Maryland Family Sues Government School Over Religious Class Assignments

Published February 23, 2016

A Maryland family is suing its local government school district after its daughter was allegedly disciplined for refusing to complete a school assignment that required the participants to recite an Islamic profession of faith.

The assignment was part of a history class lesson on Middle Eastern culture.

The plaintiffs, John Kevin Wood and Melissa Wood, claim completing the school assignments would have deprived their daughter of her constitutional rights and subjected her to deliberate religious indoctrination.

Andrew Kloster, a legal fellow for The Heritage Foundation, says political correctness run amok in the government school system is a symptom of a larger cultural problem.

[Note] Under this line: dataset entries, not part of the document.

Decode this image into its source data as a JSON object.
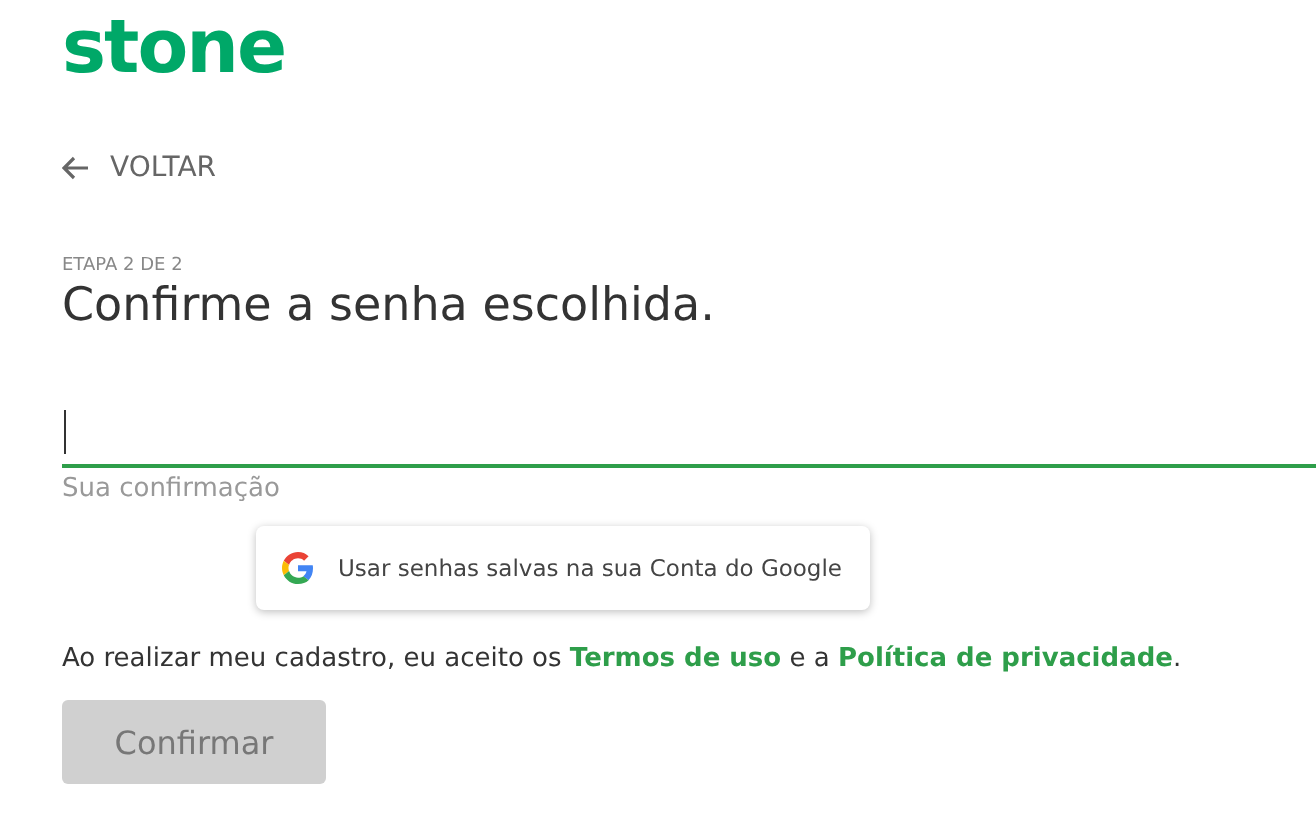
{
  "logo": "stone",
  "back_link": {
    "label": "VOLTAR"
  },
  "step": "ETAPA 2 DE 2",
  "title": "Confirme a senha escolhida.",
  "password_field": {
    "focused": true,
    "helper": "Sua confirmação"
  },
  "autofill_popup": {
    "text": "Usar senhas salvas na sua Conta do Google"
  },
  "terms": [
    {
      "kind": "text",
      "text": "Ao realizar meu cadastro, eu aceito os "
    },
    {
      "kind": "link",
      "text": "Termos de uso"
    },
    {
      "kind": "text",
      "text": " e a "
    },
    {
      "kind": "link",
      "text": "Política de privacidade"
    },
    {
      "kind": "text",
      "text": "."
    }
  ],
  "confirm_button": {
    "label": "Confirmar",
    "disabled": true
  }
}
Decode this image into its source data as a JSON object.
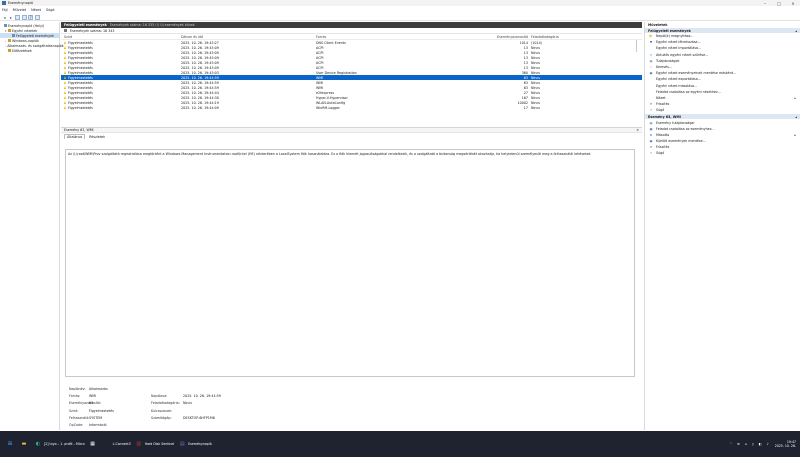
{
  "window": {
    "title": "Eseménynapló",
    "min": "–",
    "max": "□",
    "close": "×"
  },
  "menu": [
    "Fájl",
    "Művelet",
    "Nézet",
    "Súgó"
  ],
  "tree": [
    {
      "label": "Eseménynapló (Helyi)",
      "expand": "",
      "level": 0
    },
    {
      "label": "Egyéni nézetek",
      "expand": "▾",
      "level": 1
    },
    {
      "label": "Felügyeleti események",
      "expand": "",
      "level": 2,
      "selected": true
    },
    {
      "label": "Windows-naplók",
      "expand": "›",
      "level": 1
    },
    {
      "label": "Alkalmazás- és szolgáltatásnaplók",
      "expand": "›",
      "level": 1
    },
    {
      "label": "Előfizetések",
      "expand": "",
      "level": 1
    }
  ],
  "center": {
    "title": "Felügyeleti események",
    "subtitle": "Események száma: 16 335 (!) Új események állnak",
    "filter": "Események száma: 16 343"
  },
  "grid": {
    "columns": [
      "Szint",
      "Dátum és idő",
      "Forrás",
      "Eseményazonosító",
      "Feladatkategória"
    ],
    "rows": [
      [
        "Figyelmeztetés",
        "2025. 10. 26. 19:45:27",
        "DNS Client Events",
        "1014",
        "(1014)"
      ],
      [
        "Figyelmeztetés",
        "2025. 10. 26. 19:45:09",
        "ACPI",
        "13",
        "Nincs"
      ],
      [
        "Figyelmeztetés",
        "2025. 10. 26. 19:45:09",
        "ACPI",
        "13",
        "Nincs"
      ],
      [
        "Figyelmeztetés",
        "2025. 10. 26. 19:45:09",
        "ACPI",
        "13",
        "Nincs"
      ],
      [
        "Figyelmeztetés",
        "2025. 10. 26. 19:45:09",
        "ACPI",
        "13",
        "Nincs"
      ],
      [
        "Figyelmeztetés",
        "2025. 10. 26. 19:45:09",
        "ACPI",
        "13",
        "Nincs"
      ],
      [
        "Figyelmeztetés",
        "2025. 10. 26. 19:45:03",
        "User Device Registration",
        "360",
        "Nincs"
      ],
      [
        "Figyelmeztetés",
        "2025. 10. 26. 19:44:59",
        "WMI",
        "63",
        "Nincs"
      ],
      [
        "Figyelmeztetés",
        "2025. 10. 26. 19:44:59",
        "WMI",
        "63",
        "Nincs"
      ],
      [
        "Figyelmeztetés",
        "2025. 10. 26. 19:44:59",
        "WMI",
        "63",
        "Nincs"
      ],
      [
        "Figyelmeztetés",
        "2025. 10. 26. 19:44:44",
        "e2fexpress",
        "27",
        "Nincs"
      ],
      [
        "Figyelmeztetés",
        "2025. 10. 26. 19:44:30",
        "Hyper-V-Hypervisor",
        "167",
        "Nincs"
      ],
      [
        "Figyelmeztetés",
        "2025. 10. 26. 19:44:19",
        "WLAN-AutoConfig",
        "10002",
        "Nincs"
      ],
      [
        "Figyelmeztetés",
        "2025. 10. 26. 19:44:09",
        "WinRM-Logger",
        "17",
        "Nincs"
      ]
    ],
    "selected_row": 7
  },
  "details": {
    "header": "Esemény 63, WMI",
    "close": "×",
    "tabs": [
      "Általános",
      "Részletek"
    ],
    "message": "Az \\\\.\\root\\WMI\\Prov szolgáltató regisztrálása megtörtént a Windows Management Instrumentation root\\Intel (HE) névterében a LocalSystem fiók használatára. Ez a fiók kiemelt jogosultságokkal rendelkezik, és a szolgáltató a biztonság megsértését okozhatja, ha helytelenül személyesíti meg a felhasználói kéréseket.",
    "props": {
      "naplonev_label": "Naplónév:",
      "naplonev": "Alkalmazás",
      "forras_label": "Forrás:",
      "forras": "WMI",
      "naplozva_label": "Naplózva:",
      "naplozva": "2025. 10. 26. 19:44:59",
      "azon_label": "Eseményazonosító:",
      "azon": "63",
      "feladat_label": "Feladatkategória:",
      "feladat": "Nincs",
      "szint_label": "Szint:",
      "szint": "Figyelmeztetés",
      "kulcs_label": "Kulcsszavak:",
      "kulcs": "",
      "felh_label": "Felhasználó:",
      "felh": "SYSTEM",
      "szg_label": "Számítógép:",
      "szg": "DESKTOP-6HFP1M6",
      "opcode_label": "OpCode:",
      "opcode": "Információ"
    }
  },
  "actions": {
    "title": "Műveletek",
    "section1": "Felügyeleti események",
    "items1": [
      {
        "icon": "folder-open-icon",
        "glyph": "📂",
        "label": "Napló(k) megnyitása...",
        "arrow": ""
      },
      {
        "icon": "filter-icon",
        "glyph": "▼",
        "label": "Egyéni nézet létrehozása...",
        "arrow": ""
      },
      {
        "icon": "import-icon",
        "glyph": "",
        "label": "Egyéni nézet importálása...",
        "arrow": ""
      },
      {
        "icon": "filter-clear-icon",
        "glyph": "▽",
        "label": "Aktuális egyéni nézet szűrése...",
        "arrow": ""
      },
      {
        "icon": "properties-icon",
        "glyph": "▤",
        "label": "Tulajdonságok",
        "arrow": ""
      },
      {
        "icon": "find-icon",
        "glyph": "⌕",
        "label": "Keresés...",
        "arrow": ""
      },
      {
        "icon": "save-icon",
        "glyph": "▣",
        "label": "Egyéni nézet eseményeinek mentése másként...",
        "arrow": ""
      },
      {
        "icon": "export-icon",
        "glyph": "",
        "label": "Egyéni nézet exportálása...",
        "arrow": ""
      },
      {
        "icon": "copy-icon",
        "glyph": "",
        "label": "Egyéni nézet másolása...",
        "arrow": ""
      },
      {
        "icon": "attach-task-icon",
        "glyph": "",
        "label": "Feladat csatolása az egyéni nézethez...",
        "arrow": ""
      },
      {
        "icon": "view-icon",
        "glyph": "",
        "label": "Nézet",
        "arrow": "▸"
      },
      {
        "icon": "refresh-icon",
        "glyph": "⟳",
        "label": "Frissítés",
        "arrow": ""
      },
      {
        "icon": "help-icon",
        "glyph": "?",
        "label": "Súgó",
        "arrow": ""
      }
    ],
    "section2": "Esemény 63, WMI",
    "items2": [
      {
        "icon": "event-properties-icon",
        "glyph": "▤",
        "label": "Esemény tulajdonságai",
        "arrow": ""
      },
      {
        "icon": "attach-task-icon",
        "glyph": "▦",
        "label": "Feladat csatolása az eseményhez...",
        "arrow": ""
      },
      {
        "icon": "copy-icon",
        "glyph": "⧉",
        "label": "Másolás",
        "arrow": "▸"
      },
      {
        "icon": "save-icon",
        "glyph": "▣",
        "label": "Kijelölt események mentése...",
        "arrow": ""
      },
      {
        "icon": "refresh-icon",
        "glyph": "⟳",
        "label": "Frissítés",
        "arrow": ""
      },
      {
        "icon": "help-icon",
        "glyph": "?",
        "label": "Súgó",
        "arrow": ""
      }
    ]
  },
  "taskbar": {
    "items": [
      {
        "name": "start-button",
        "glyph": "⊞",
        "label": "",
        "color": "#4da3ff"
      },
      {
        "name": "file-explorer-button",
        "glyph": "▬",
        "label": "",
        "color": "#f2c14e"
      },
      {
        "name": "edge-button",
        "glyph": "◐",
        "label": "[2] tuyo – 1. profil – Micro",
        "color": "#2fb8a8"
      },
      {
        "name": "ms-store-button",
        "glyph": "▦",
        "label": "",
        "color": "#ffffff"
      },
      {
        "name": "lconnect3-button",
        "glyph": "▮",
        "label": "L-Connect3",
        "color": "#222222"
      },
      {
        "name": "hard-disk-sentinel-button",
        "glyph": "▥",
        "label": "Hard Disk Sentinel",
        "color": "#c0392b"
      },
      {
        "name": "event-viewer-button",
        "glyph": "▤",
        "label": "Eseménynapló",
        "color": "#5a7fb5"
      }
    ],
    "tray": [
      "⌃",
      "⊕",
      "⌂",
      "▯",
      "◧",
      "♪"
    ],
    "time": "19:47",
    "date": "2025. 10. 26."
  }
}
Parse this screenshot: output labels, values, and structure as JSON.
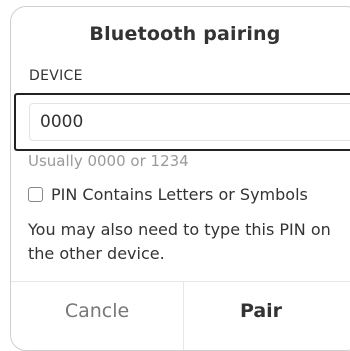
{
  "dialog": {
    "title": "Bluetooth pairing",
    "device_label": "DEVICE",
    "pin_value": "0000",
    "hint": "Usually 0000 or 1234",
    "checkbox_label": "PIN Contains Letters or Symbols",
    "checkbox_checked": false,
    "info": "You may also need to type this PIN on the other device.",
    "cancel_label": "Cancle",
    "pair_label": "Pair"
  }
}
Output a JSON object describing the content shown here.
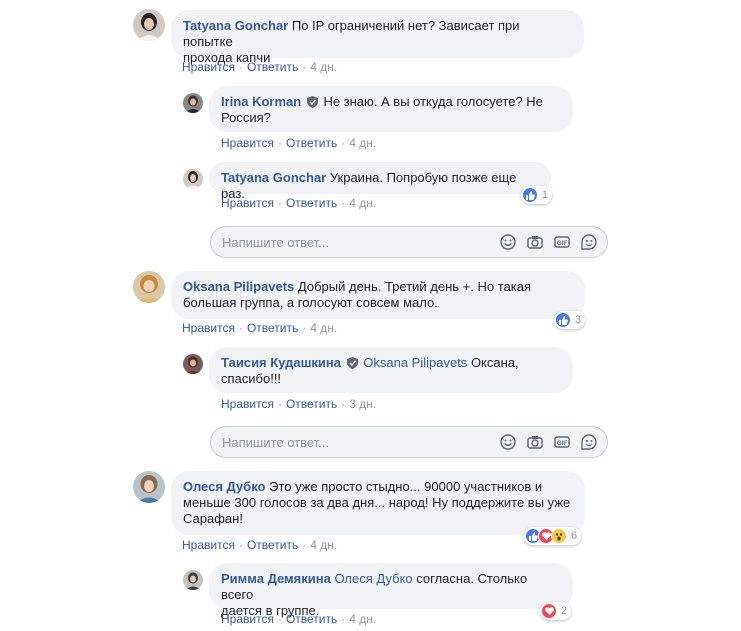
{
  "reply_input": {
    "placeholder": "Напишите ответ..."
  },
  "comments": [
    {
      "author": "Tatyana Gonchar",
      "text1": "По IP ограничений нет? Зависает при попытке",
      "text2": "прохода капчи",
      "like": "Нравится",
      "reply": "Ответить",
      "time": "4 дн."
    },
    {
      "author": "Irina Korman",
      "text1": "Не знаю. А вы откуда голосуете? Не",
      "text2": "Россия?",
      "like": "Нравится",
      "reply": "Ответить",
      "time": "4 дн."
    },
    {
      "author": "Tatyana Gonchar",
      "text1": "Украина. Попробую позже еще раз.",
      "like": "Нравится",
      "reply": "Ответить",
      "time": "4 дн.",
      "reactions": {
        "icons": [
          "like"
        ],
        "count": "1"
      }
    },
    {
      "author": "Oksana Pilipavets",
      "text1": "Добрый день. Третий день +. Но такая",
      "text2": "большая группа, а голосуют совсем мало.",
      "like": "Нравится",
      "reply": "Ответить",
      "time": "4 дн.",
      "reactions": {
        "icons": [
          "like"
        ],
        "count": "3"
      }
    },
    {
      "author": "Таисия Кудашкина",
      "mention": "Oksana Pilipavets",
      "text1": "Оксана,",
      "text2": "спасибо!!!",
      "like": "Нравится",
      "reply": "Ответить",
      "time": "3 дн."
    },
    {
      "author": "Олеся Дубко",
      "text1": "Это уже просто стыдно... 90000 участников и",
      "text2": "меньше 300 голосов за два дня... народ! Ну поддержите вы уже",
      "text3": "Сарафан!",
      "like": "Нравится",
      "reply": "Ответить",
      "time": "4 дн.",
      "reactions": {
        "icons": [
          "like",
          "love",
          "wow"
        ],
        "count": "6"
      }
    },
    {
      "author": "Римма Демякина",
      "mention": "Олеся Дубко",
      "text1": "согласна. Столько всего",
      "text2": "дается в группе.",
      "like": "Нравится",
      "reply": "Ответить",
      "time": "4 дн.",
      "reactions": {
        "icons": [
          "love"
        ],
        "count": "2"
      }
    }
  ]
}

“The worst part of this is most of the time the schools aren’t voluntarily trying to do it; the culture in the schools is so permeated and bad that things like this are just a matter of course,” Kloster said.  

‘Parents Need to Pay Attention’

Kloster says giving parents more power over their children’s education and getting parents more involved in the educational process would help stop the absurdities in academia.

“To prevent these sorts of things from happening in the future, the parents need to pay attention and shine light on them when they do pop up, by writing letters to the editor [to local newspapers],” Kloster said. “They need to get on school boards or vote with their pocketbook and feet. And, when push comes to shove, they need to bring lawsuits against the schools, and sue them if necessary.”

You Can’t Please Everyone

Joy Pullmann, a research fellow on education policy for The Heartland Institute, which publishes School Reform News, says breaking the government monopoly on education is the cure for what ails the system.

“The root of crazy incidents like this is families have very limited school choice,” Pullmann said. “Maryland is especially coercive on this front, because they have no private school choice program, unlike the majority of states.

“[This] relieves public schools from having to attempt the impossible, which is to be all things to all people, which is just setting them up for conflict,” Pullmann said. “World religions teach mutually exclusive things. There is simply no way a school can teach religion at all without indoctrinating someone. Therefore, they should stay away from attempting to do so, and legislatures should relieve both public schools and families of this impossible burden by creating school choice programs.

“As I think is pretty clear at this point, parents should advocate for their constitutionally guaranteed right to exercise their religion as they see fit [and] for the freedom to use their child’s education tax dollars at schools that fit with their deepest beliefs about the transcendent truths of life,” Pullmann said.

Kenneth Artz ([email protected]) writes from Dallas, Texas.